___ Data to process

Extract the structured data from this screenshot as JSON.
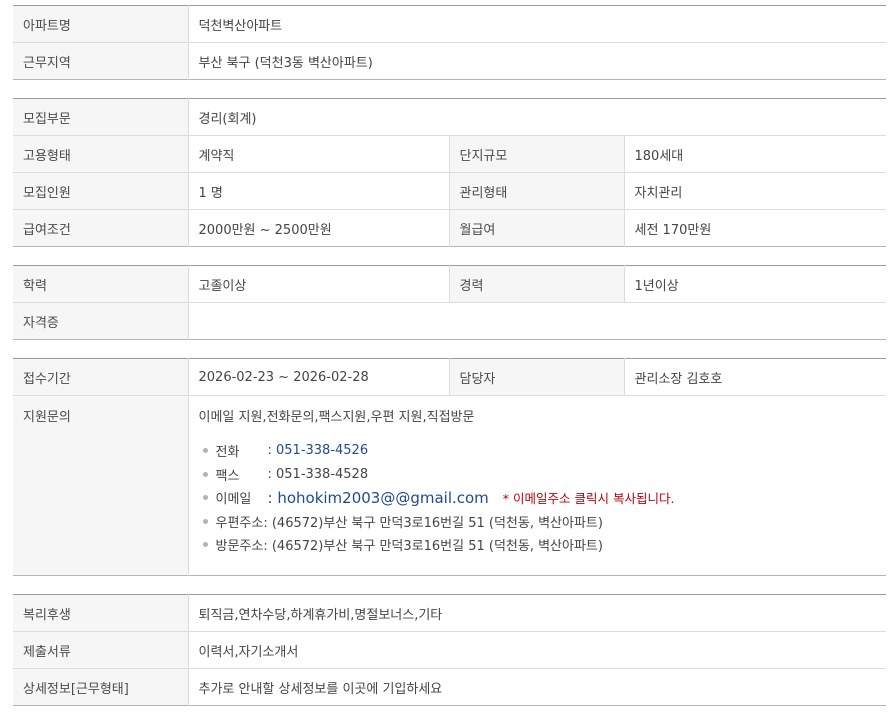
{
  "apartment": {
    "name_label": "아파트명",
    "name_value": "덕천벽산아파트",
    "region_label": "근무지역",
    "region_value": "부산 북구 (덕천3동 벽산아파트)"
  },
  "recruit": {
    "dept_label": "모집부문",
    "dept_value": "경리(회계)",
    "emp_type_label": "고용형태",
    "emp_type_value": "계약직",
    "complex_size_label": "단지규모",
    "complex_size_value": "180세대",
    "headcount_label": "모집인원",
    "headcount_value": "1 명",
    "mgmt_type_label": "관리형태",
    "mgmt_type_value": "자치관리",
    "salary_label": "급여조건",
    "salary_value": "2000만원 ~ 2500만원",
    "monthly_label": "월급여",
    "monthly_value": "세전 170만원"
  },
  "qualification": {
    "edu_label": "학력",
    "edu_value": "고졸이상",
    "career_label": "경력",
    "career_value": "1년이상",
    "license_label": "자격증",
    "license_value": ""
  },
  "application": {
    "period_label": "접수기간",
    "period_value": "2026-02-23 ~ 2026-02-28",
    "manager_label": "담당자",
    "manager_value": "관리소장 김호호",
    "inquiry_label": "지원문의",
    "inquiry_methods": "이메일 지원,전화문의,팩스지원,우편 지원,직접방문",
    "phone_label": "전화",
    "phone_value": ": 051-338-4526",
    "fax_label": "팩스",
    "fax_value": ": 051-338-4528",
    "email_label": "이메일",
    "email_value": ": hohokim2003@@gmail.com",
    "email_note": "* 이메일주소 클릭시 복사됩니다.",
    "mail_label": "우편주소",
    "mail_value": ": (46572)부산 북구 만덕3로16번길 51 (덕천동, 벽산아파트)",
    "visit_label": "방문주소",
    "visit_value": ": (46572)부산 북구 만덕3로16번길 51 (덕천동, 벽산아파트)"
  },
  "extra": {
    "welfare_label": "복리후생",
    "welfare_value": "퇴직금,연차수당,하계휴가비,명절보너스,기타",
    "docs_label": "제출서류",
    "docs_value": "이력서,자기소개서",
    "detail_label": "상세정보[근무형태]",
    "detail_value": "추가로 안내할 상세정보를 이곳에 기입하세요"
  }
}
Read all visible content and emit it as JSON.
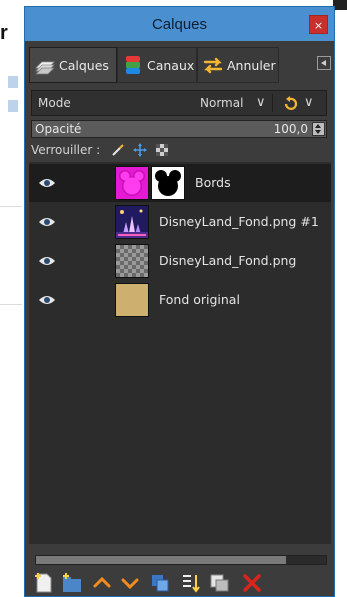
{
  "window": {
    "title": "Calques",
    "close_symbol": "×"
  },
  "background": {
    "fragment": "r"
  },
  "tabs": [
    {
      "label": "Calques",
      "icon": "layers-icon",
      "active": true
    },
    {
      "label": "Canaux",
      "icon": "channels-icon",
      "active": false
    },
    {
      "label": "Annuler",
      "icon": "undo-history-icon",
      "active": false
    }
  ],
  "mode": {
    "label": "Mode",
    "value": "Normal"
  },
  "opacity": {
    "label": "Opacité",
    "value": "100,0"
  },
  "lock": {
    "label": "Verrouiller :"
  },
  "layers": [
    {
      "name": "Bords",
      "selected": true,
      "thumb": "magenta-mickey",
      "has_mask": true
    },
    {
      "name": "DisneyLand_Fond.png #1",
      "selected": false,
      "thumb": "castle-night",
      "has_mask": false
    },
    {
      "name": "DisneyLand_Fond.png",
      "selected": false,
      "thumb": "transparent-checker",
      "has_mask": false
    },
    {
      "name": "Fond original",
      "selected": false,
      "thumb": "tan-fill",
      "has_mask": false
    }
  ],
  "scroll": {
    "position_fraction": 0.86
  },
  "colors": {
    "accent": "#4a8fd0",
    "panel": "#3c3c3c",
    "list": "#2c2c2c",
    "selected_row": "#1d1d1d",
    "close": "#c9302c"
  },
  "toolbar_icons": [
    "new-layer-icon",
    "new-layer-group-icon",
    "raise-layer-icon",
    "lower-layer-icon",
    "duplicate-layer-icon",
    "anchor-layer-icon",
    "merge-down-icon",
    "delete-layer-icon"
  ]
}
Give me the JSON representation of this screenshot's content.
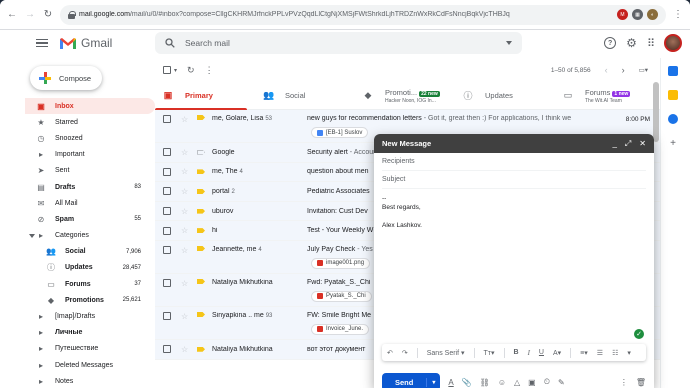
{
  "browser": {
    "url_domain": "mail.google.com",
    "url_path": "/mail/u/0/#inbox?compose=CllgCKHRMJrfnckPPLvPVzQqdLlCtgNjXMSjFWtShrkdLjhTRDZnWxRkCdFsNncjBqkVjcTHBJq"
  },
  "header": {
    "product": "Gmail",
    "search_placeholder": "Search mail"
  },
  "sidebar": {
    "compose_label": "Compose",
    "items": [
      {
        "label": "Inbox",
        "count": "",
        "icon": "inbox-icon",
        "glyph": "▣",
        "active": true,
        "bold": true
      },
      {
        "label": "Starred",
        "count": "",
        "icon": "star-icon",
        "glyph": "★"
      },
      {
        "label": "Snoozed",
        "count": "",
        "icon": "clock-icon",
        "glyph": "◷"
      },
      {
        "label": "Important",
        "count": "",
        "icon": "important-icon",
        "glyph": "▸"
      },
      {
        "label": "Sent",
        "count": "",
        "icon": "send-icon",
        "glyph": "➤"
      },
      {
        "label": "Drafts",
        "count": "83",
        "icon": "draft-icon",
        "glyph": "▤",
        "bold": true
      },
      {
        "label": "All Mail",
        "count": "",
        "icon": "mail-icon",
        "glyph": "✉"
      },
      {
        "label": "Spam",
        "count": "55",
        "icon": "spam-icon",
        "glyph": "⊘",
        "bold": true
      },
      {
        "label": "Categories",
        "count": "",
        "icon": "label-icon",
        "glyph": "▸",
        "caret": true
      },
      {
        "label": "Social",
        "count": "7,906",
        "icon": "people-icon",
        "glyph": "👥",
        "sub": true,
        "bold": true
      },
      {
        "label": "Updates",
        "count": "28,457",
        "icon": "info-icon",
        "glyph": "ⓘ",
        "sub": true,
        "bold": true
      },
      {
        "label": "Forums",
        "count": "37",
        "icon": "forum-icon",
        "glyph": "▭",
        "sub": true,
        "bold": true
      },
      {
        "label": "Promotions",
        "count": "25,621",
        "icon": "tag-icon",
        "glyph": "◆",
        "sub": true,
        "bold": true
      },
      {
        "label": "[Imap]/Drafts",
        "count": "",
        "icon": "label-icon",
        "glyph": "▸"
      },
      {
        "label": "Личные",
        "count": "",
        "icon": "label-icon",
        "glyph": "▸",
        "bold": true
      },
      {
        "label": "Путешествие",
        "count": "",
        "icon": "label-icon",
        "glyph": "▸"
      },
      {
        "label": "Deleted Messages",
        "count": "",
        "icon": "label-icon",
        "glyph": "▸"
      },
      {
        "label": "Notes",
        "count": "",
        "icon": "label-icon",
        "glyph": "▸"
      }
    ]
  },
  "toolbar": {
    "range": "1–50 of 5,856"
  },
  "tabs": [
    {
      "label": "Primary",
      "sub": "",
      "icon": "inbox-tab-icon",
      "glyph": "▣",
      "active": true
    },
    {
      "label": "Social",
      "sub": "",
      "icon": "people-icon",
      "glyph": "👥"
    },
    {
      "label": "Promoti...",
      "sub": "Hacker Noon, IOG In...",
      "badge": "22 new",
      "badge_color": "#188038",
      "icon": "tag-icon",
      "glyph": "◆"
    },
    {
      "label": "Updates",
      "sub": "",
      "icon": "info-icon",
      "glyph": "ⓘ"
    },
    {
      "label": "Forums",
      "sub": "The Wit.AI Team",
      "badge": "1 new",
      "badge_color": "#9334e6",
      "icon": "forum-icon",
      "glyph": "▭"
    }
  ],
  "emails": [
    {
      "sender": "me, Golare, Lisa",
      "n": "53",
      "subject": "new guys for recommendation letters",
      "snippet": " - Got it, great then :) For applications, I think we",
      "time": "8:00 PM",
      "important": true,
      "chip": "[EB-1] Suslov",
      "chip_color": "#4285f4",
      "tall": true
    },
    {
      "sender": "Google",
      "n": "",
      "subject": "Security alert",
      "snippet": " - Account sec",
      "time": "",
      "important": false
    },
    {
      "sender": "me, The",
      "n": "4",
      "subject": "question about men",
      "snippet": "",
      "time": "",
      "important": true
    },
    {
      "sender": "portal",
      "n": "2",
      "subject": "Pediatric Associates",
      "snippet": "",
      "time": "",
      "important": true
    },
    {
      "sender": "uburov",
      "n": "",
      "subject": "Invitation: Cust Dev",
      "snippet": "",
      "time": "",
      "important": true
    },
    {
      "sender": "hi",
      "n": "",
      "subject": "Test - Your Weekly W",
      "snippet": "",
      "time": "",
      "important": true
    },
    {
      "sender": "Jeannette, me",
      "n": "4",
      "subject": "July Pay Check",
      "snippet": " - Yes",
      "time": "",
      "important": true,
      "chip": "image001.png",
      "chip_color": "#d93025",
      "tall": true
    },
    {
      "sender": "Nataliya Mikhutkina",
      "n": "",
      "subject": "Fwd: Pyatak_S._Chi",
      "snippet": "",
      "time": "",
      "important": true,
      "chip": "Pyatak_S._Chi",
      "chip_color": "#d93025",
      "tall": true
    },
    {
      "sender": "Sinyapkina .. me",
      "n": "93",
      "subject": "FW: Smile Bright Me",
      "snippet": "",
      "time": "",
      "important": true,
      "chip": "Invoice_June.",
      "chip_color": "#d93025",
      "tall": true
    },
    {
      "sender": "Nataliya Mikhutkina",
      "n": "",
      "subject": "вот этот документ",
      "snippet": "",
      "time": "",
      "important": true
    }
  ],
  "compose": {
    "title": "New Message",
    "recipients_placeholder": "Recipients",
    "subject_placeholder": "Subject",
    "body_lines": [
      "--",
      "Best regards,",
      "",
      "Alex Lashkov."
    ],
    "font": "Sans Serif",
    "send_label": "Send"
  }
}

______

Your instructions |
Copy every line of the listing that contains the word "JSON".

Reply to the exercise |
Extract the structured data from this screenshot as JSON.
Read all visible content and emit it as JSON.
Give me the JSON representation of this screenshot's content.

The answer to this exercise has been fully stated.